Mass Shooting Liability: Uvalde, Chesapeake Survivors and Victims File Lawsuits
Following major instances of gun violence in the United States in 2022, survivors and families of victims have consistently filed lawsuits against alleged shooters' employers, gun manufacturers, and first responders.
Below are two recent lawsuits that Security Management is tracking.
Uvalde School Shooting
Survivors and families of the victims of the mass school shooting in Uvalde, Texas, filed a $27 billion class action lawsuit against first responders in a U.S. federal court on Wednesday, 30 November.
The plaintiffs include students, parents, teachers, and staff of the Robb Elementary School. The Texas school was the site of a mass shooting in May 2023, which resulted in the deaths of 19 children and two teachers, plus injuries to another 17 individuals. The shooting is the third-deadliest to occur on a U.S. school campus, and the second-deadliest at a K-12 school.
The lawsuit was filed against the Uvalde Police Department, as well as the city, Uvalde Consolidated Independent School District, the district’s police department, and the state public safety department. Also named in the suit were individuals who are either current or former agency members.
Although nearly 400 members of law enforcement from various agencies responded to the incident on 24 May, the shooter, Salvador Rolando Ramos, remained in the school for more than an hour before law enforcement entered.
The plaintiffs, more than 3,000 people altogether, allege in the lawsuit that they “sustained emotional and psychological damages as a result of defendants’ conduct and omissions” in response to the shooting. “…Instead of swiftly implementing an organized and concerted response to an active school shooter who had breached the otherwise ‘secured’ school buildings at Robb Elementary school, the conduct of the (376) law enforcement officials who were on hand for the exhaustively torturous (77) minutes of law enforcement indecision, dysfunction, and harm, fell exceedingly short of their duty bound standards.”

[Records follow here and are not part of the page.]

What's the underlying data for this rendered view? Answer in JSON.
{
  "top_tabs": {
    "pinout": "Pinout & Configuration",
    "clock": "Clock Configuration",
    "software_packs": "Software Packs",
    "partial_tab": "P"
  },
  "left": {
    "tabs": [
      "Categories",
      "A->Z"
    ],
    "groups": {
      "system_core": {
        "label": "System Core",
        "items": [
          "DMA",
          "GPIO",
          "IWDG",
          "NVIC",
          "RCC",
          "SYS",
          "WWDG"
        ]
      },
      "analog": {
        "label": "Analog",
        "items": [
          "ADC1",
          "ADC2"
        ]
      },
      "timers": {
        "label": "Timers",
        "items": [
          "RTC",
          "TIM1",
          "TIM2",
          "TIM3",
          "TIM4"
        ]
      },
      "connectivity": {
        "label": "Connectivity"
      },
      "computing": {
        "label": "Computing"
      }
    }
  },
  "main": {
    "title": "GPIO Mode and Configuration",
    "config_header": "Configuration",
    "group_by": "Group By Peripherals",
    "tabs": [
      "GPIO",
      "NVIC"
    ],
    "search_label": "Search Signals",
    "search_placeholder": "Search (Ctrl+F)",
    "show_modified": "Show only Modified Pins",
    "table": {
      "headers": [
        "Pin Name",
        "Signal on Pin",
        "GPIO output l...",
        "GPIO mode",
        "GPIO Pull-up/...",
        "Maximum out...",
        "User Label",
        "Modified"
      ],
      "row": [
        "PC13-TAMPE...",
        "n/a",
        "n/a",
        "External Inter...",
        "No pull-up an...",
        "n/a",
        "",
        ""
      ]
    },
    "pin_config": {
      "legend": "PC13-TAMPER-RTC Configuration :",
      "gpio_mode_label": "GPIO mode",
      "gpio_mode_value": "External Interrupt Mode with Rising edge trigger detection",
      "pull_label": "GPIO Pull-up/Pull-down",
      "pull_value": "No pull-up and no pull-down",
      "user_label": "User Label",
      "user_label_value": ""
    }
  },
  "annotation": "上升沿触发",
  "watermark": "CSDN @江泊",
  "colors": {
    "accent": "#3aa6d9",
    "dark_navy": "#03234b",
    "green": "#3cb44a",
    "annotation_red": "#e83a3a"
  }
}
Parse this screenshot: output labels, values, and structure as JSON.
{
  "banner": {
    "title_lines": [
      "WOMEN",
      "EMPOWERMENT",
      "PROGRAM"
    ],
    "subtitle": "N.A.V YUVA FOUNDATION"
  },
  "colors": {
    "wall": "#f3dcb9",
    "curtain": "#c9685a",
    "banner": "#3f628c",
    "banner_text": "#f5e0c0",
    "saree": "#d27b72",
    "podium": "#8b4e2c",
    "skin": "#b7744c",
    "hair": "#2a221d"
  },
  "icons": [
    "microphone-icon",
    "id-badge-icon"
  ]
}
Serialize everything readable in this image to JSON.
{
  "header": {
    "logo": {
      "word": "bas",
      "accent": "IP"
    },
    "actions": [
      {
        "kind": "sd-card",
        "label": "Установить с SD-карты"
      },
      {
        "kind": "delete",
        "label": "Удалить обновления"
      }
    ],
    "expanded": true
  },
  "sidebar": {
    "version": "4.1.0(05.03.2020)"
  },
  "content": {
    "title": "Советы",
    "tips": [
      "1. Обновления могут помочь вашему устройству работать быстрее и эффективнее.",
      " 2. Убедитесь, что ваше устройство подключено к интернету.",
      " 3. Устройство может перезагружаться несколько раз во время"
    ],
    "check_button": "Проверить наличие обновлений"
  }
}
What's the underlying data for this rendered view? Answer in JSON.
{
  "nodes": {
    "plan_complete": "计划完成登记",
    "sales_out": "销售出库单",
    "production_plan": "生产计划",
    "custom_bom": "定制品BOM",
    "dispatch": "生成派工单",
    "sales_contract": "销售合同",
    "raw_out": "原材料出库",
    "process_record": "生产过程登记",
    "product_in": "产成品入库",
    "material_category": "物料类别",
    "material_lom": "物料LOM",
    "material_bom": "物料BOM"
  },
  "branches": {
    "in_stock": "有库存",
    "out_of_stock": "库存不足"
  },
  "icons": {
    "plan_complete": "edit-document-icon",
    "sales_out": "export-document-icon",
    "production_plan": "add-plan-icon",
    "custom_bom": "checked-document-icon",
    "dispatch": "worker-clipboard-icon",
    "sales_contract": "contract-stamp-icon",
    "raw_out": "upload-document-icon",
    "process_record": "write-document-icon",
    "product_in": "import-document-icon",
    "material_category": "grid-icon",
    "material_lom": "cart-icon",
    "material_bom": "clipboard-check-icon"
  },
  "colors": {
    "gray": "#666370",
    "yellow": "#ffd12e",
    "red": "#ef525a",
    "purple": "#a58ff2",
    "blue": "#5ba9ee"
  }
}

“The civil complaint is at least the third around the massacre that seeks damages from a number of parties,” CNN reported. One of those lawsuits, filed earlier this week, came from the mother of on the shooting victims and named Uvalde’s law enforcement agencies, the school district, and gun manufacturer Daniel Defense, according to The Hill.
Chesapeake Walmart Shooting
In Chesapeake, Virginia, a Walmart employee and survivor is suing the retailer for negligence in response to a shooting carried out by a store manager that killed six people and injured several others on 22 November.
The plaintiff, Donya Prioleau, said that she warned her employer in September about concerning behavior exhibited by the shooter, Andre Bing. In the lawsuit, Prioleau claimed “that she had lodged a formal complaint against the [Bing], who was a supervisor in the store, after he repeatedly made bizarre and inappropriate comments to her,” according to The New York Times.
The suit alleged that the retail giant was negligent in its hiring and employment of the shooter. Bing also died during the incident, reportedly from a self-inflicted gunshot.
“The lawsuit claims management knew or should have known about Bing’s disturbing behavior and lists several instances of alarming conduct,” the Associated Press reported.
For instance, Bing allegedly asked coworkers whether they had received active shooter training and made comments to colleagues that he would be violent if fired or disciplined.